Biodiv Sci ›› 2019, Vol. 27 ›› Issue (5): 505-515.  DOI: 10.17520/biods.2019042

• Reviews • Previous Articles     Next Articles

The role of model animals in the study of symbiotic microorganisms

Xiao Yaqian1,Liu Chuan2,Xiao Liang2,*()   

  1. 1 College of Water Sciences, Beijing Normal University, Beijing 100875
    2 BGI-Shenzhen, Shenzhen, Guangdong 518000
  • Received:2019-02-21 Accepted:2019-04-29 Online:2019-05-20 Published:2019-10-12
  • Contact: Xiao Liang


Symbiotic microorganisms colonize external or internal surfaces of a host depending on environmental factors, and may supply the host with special functions. More and more researchers have proven that symbiotic gut microorganisms are related to a diverse range of physiological functions of a host including immunity, nutrition, metabolism and even mental health. Thus, gut microorganisms comprise an important “microbial organ” in humans. Since the early days of microbiota research, animal models have been used frequently for their microbiota, contributing greatly to new research in this field. This review provides an overview of animals used as models in symbiotic microorganism studies, including zebrafish (Danio rerio), mice (Mus musculus), pigs (Sus scrofa domesticus), and monkeys (Macaca mulatta). We provide insight into the development and characteristics of these model animals, highlighting the advantages and disadvantages of each model, as well as any outstanding scientific achievements based on their use. We also note that honey bee (Apis), fruit fly (Drosophila) and nematode (Caenorhabditis elegans) models are emerging as more prevalent in recent gut microbiota studies. This paper will contribute to better understanding the similarities and differences between the microbiota of model animals and humans, while providing useful information for effectively implementing these animal models in future research.

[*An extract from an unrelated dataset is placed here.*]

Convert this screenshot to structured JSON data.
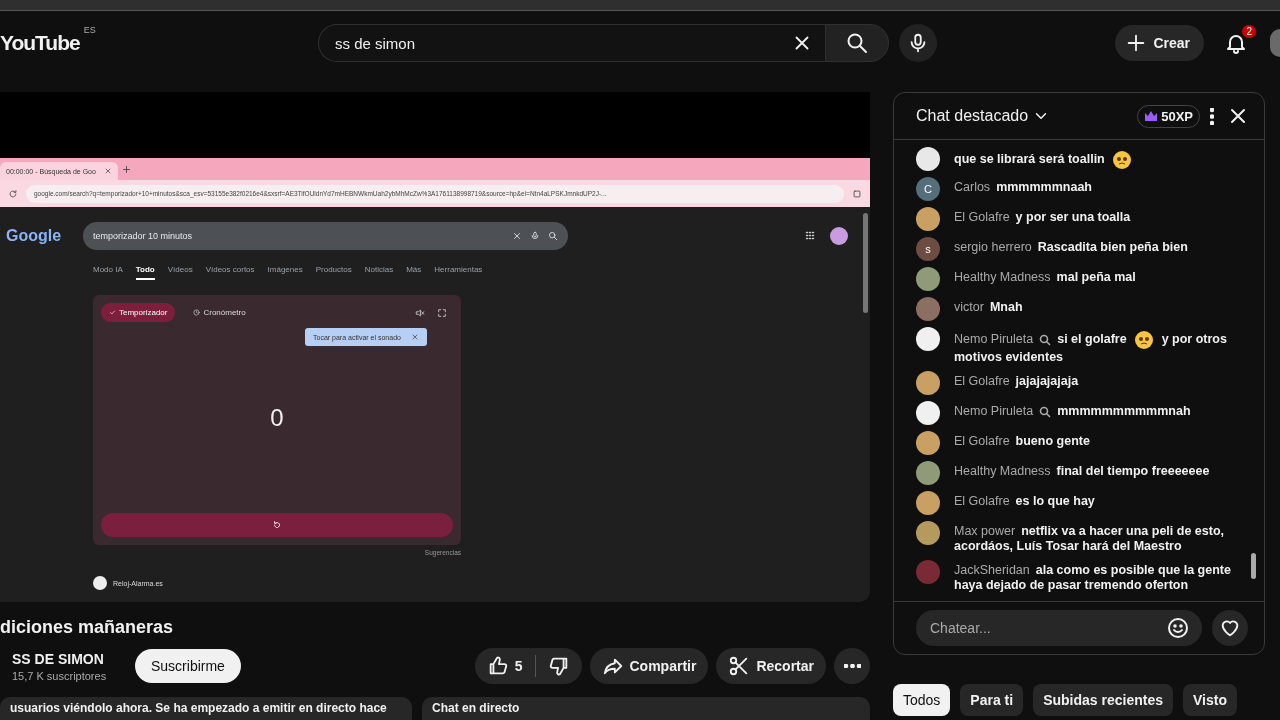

Key words: symbiotic microorganisms, host, animal models, gut microbiota